● **PROBLEM**
Check each line of the material below, and copy it if it holds the string "JSON".

---- SUPPLIED MATERIAL

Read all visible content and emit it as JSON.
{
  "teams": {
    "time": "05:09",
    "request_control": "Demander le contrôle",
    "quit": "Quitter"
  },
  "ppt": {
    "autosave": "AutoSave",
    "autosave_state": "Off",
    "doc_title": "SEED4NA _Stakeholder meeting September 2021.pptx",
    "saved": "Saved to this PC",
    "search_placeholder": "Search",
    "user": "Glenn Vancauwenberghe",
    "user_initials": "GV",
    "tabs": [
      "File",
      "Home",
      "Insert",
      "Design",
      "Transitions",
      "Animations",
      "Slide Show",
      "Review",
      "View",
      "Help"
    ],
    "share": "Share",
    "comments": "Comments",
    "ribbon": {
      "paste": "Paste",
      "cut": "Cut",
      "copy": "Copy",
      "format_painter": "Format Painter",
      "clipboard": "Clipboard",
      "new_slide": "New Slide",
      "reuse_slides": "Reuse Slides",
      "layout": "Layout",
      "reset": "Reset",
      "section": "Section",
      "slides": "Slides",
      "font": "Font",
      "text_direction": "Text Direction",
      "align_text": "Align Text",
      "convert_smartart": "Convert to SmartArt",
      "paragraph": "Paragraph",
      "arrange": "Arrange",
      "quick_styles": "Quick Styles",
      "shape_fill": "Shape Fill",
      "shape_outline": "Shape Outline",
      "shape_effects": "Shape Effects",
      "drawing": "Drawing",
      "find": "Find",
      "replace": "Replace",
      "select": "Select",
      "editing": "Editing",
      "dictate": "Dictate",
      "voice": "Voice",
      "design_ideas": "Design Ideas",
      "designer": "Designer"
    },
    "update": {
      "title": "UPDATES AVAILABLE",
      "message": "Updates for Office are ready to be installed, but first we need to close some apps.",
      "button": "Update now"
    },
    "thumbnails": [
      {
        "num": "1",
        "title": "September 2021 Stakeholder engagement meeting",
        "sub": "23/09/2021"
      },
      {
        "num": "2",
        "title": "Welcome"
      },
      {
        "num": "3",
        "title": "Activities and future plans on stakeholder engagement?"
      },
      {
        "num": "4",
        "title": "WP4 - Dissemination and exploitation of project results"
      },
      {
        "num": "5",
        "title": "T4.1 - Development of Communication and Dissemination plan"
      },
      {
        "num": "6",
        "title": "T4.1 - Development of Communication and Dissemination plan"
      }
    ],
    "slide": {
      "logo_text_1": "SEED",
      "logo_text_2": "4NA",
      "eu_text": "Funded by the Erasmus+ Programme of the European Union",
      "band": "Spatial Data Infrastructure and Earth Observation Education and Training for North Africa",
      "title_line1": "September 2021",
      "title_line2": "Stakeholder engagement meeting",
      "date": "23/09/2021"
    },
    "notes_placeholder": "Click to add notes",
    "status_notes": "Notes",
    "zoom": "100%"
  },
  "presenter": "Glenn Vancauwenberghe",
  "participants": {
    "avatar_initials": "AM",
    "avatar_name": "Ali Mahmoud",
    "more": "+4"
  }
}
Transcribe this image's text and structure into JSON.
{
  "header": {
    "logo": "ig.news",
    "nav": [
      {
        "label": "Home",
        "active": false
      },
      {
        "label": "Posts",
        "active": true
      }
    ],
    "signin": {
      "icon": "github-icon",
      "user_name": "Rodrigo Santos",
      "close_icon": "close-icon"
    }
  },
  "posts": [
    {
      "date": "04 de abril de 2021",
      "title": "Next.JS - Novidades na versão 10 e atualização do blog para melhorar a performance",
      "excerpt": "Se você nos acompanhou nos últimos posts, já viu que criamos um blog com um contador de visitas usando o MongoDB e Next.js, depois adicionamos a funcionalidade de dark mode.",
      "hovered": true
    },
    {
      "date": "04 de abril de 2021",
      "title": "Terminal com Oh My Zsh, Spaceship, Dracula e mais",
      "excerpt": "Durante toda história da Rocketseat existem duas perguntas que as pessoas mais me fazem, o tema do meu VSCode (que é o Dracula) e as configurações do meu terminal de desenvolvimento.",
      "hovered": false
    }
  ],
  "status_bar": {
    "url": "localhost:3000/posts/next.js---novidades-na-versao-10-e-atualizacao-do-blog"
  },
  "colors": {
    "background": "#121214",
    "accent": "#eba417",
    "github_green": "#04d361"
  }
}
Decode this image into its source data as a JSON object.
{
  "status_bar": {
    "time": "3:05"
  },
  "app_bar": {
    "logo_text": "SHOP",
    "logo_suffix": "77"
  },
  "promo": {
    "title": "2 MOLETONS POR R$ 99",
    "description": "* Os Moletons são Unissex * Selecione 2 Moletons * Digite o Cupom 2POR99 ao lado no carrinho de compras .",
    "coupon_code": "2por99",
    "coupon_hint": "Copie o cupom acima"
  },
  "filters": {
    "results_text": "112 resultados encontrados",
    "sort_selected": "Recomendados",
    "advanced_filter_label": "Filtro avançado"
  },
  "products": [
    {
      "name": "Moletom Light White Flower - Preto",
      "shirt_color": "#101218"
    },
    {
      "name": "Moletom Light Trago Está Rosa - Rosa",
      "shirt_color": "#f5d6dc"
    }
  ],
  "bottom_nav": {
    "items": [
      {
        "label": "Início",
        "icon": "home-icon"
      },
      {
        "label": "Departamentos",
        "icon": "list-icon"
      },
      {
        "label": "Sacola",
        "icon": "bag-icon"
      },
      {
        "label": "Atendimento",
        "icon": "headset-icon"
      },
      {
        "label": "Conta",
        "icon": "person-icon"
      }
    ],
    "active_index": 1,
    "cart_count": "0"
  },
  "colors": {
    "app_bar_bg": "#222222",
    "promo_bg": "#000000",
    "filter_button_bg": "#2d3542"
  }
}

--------

● **WRITTEN SOLUTION**
Read all visible content and emit it as JSON.
Transcribe this image's text and structure into JSON.
Decode this image into its source data as a JSON object.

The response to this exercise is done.